Cycling short fit
Cycling shorts should be constructed from multiple panels of fabric. The more panels used, the better the fit – a single panel per leg would give the appearance of two moving chipolatas wrapped in lycra. Using multiple panels also increases comfort as the fabric isn’t forced to stretch too far in any given area.
You need to ensure the shoulder straps are comfortable. Some come up short, feeling a little restrictive, even for a rider of average height. Wherever possible, try on bib shorts (over underwear) and – as silly as you may feel in the dressing room – adopt a riding position to get a clear idea of how they’d really feel on the bike.
Styles vary as well – some riders like cycling shorts that reach almost to their knees, whilst others prefer them to finish mid thigh.
Cycling short chamois
The other details are important to consider, but the chamois is the absolute key bib short component. Get it right and your shorts will offer years of comfortable miles. Get it wrong and the pad can become uncomfortable.
Cycling short chamois pads are shaped to suit different sorts if riding – often the product description will give you an insight into the pad sewn into a pair you’re looking at.
Endurance focused chamois pads will be thicker to cater for greater hours in the saddle and will usually have denser foam at the rear to cater for an upright position.
A chamois that’s designed for short, hard, race efforts will often have more padding at the front as riders on the rivet will usually rotate more to sit on the end of the saddle.
Many brands buy in their chamois from an external company, such as Cytech, and can often use the same pad as a competitor.
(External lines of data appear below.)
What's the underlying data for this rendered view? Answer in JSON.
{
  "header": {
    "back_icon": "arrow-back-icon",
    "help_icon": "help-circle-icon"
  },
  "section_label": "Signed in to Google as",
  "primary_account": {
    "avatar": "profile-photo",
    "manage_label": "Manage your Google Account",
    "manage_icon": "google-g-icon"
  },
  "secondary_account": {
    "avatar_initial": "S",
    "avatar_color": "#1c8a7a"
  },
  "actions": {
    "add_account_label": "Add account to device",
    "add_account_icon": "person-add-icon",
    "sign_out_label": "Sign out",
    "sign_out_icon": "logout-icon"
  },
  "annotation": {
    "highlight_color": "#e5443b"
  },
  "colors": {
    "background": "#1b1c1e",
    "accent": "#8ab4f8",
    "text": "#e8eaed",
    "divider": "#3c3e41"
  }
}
The chamois often comes with some additional features, such as perforation to provide breathability, and an antibacterial treatment to keep the shorts fresh.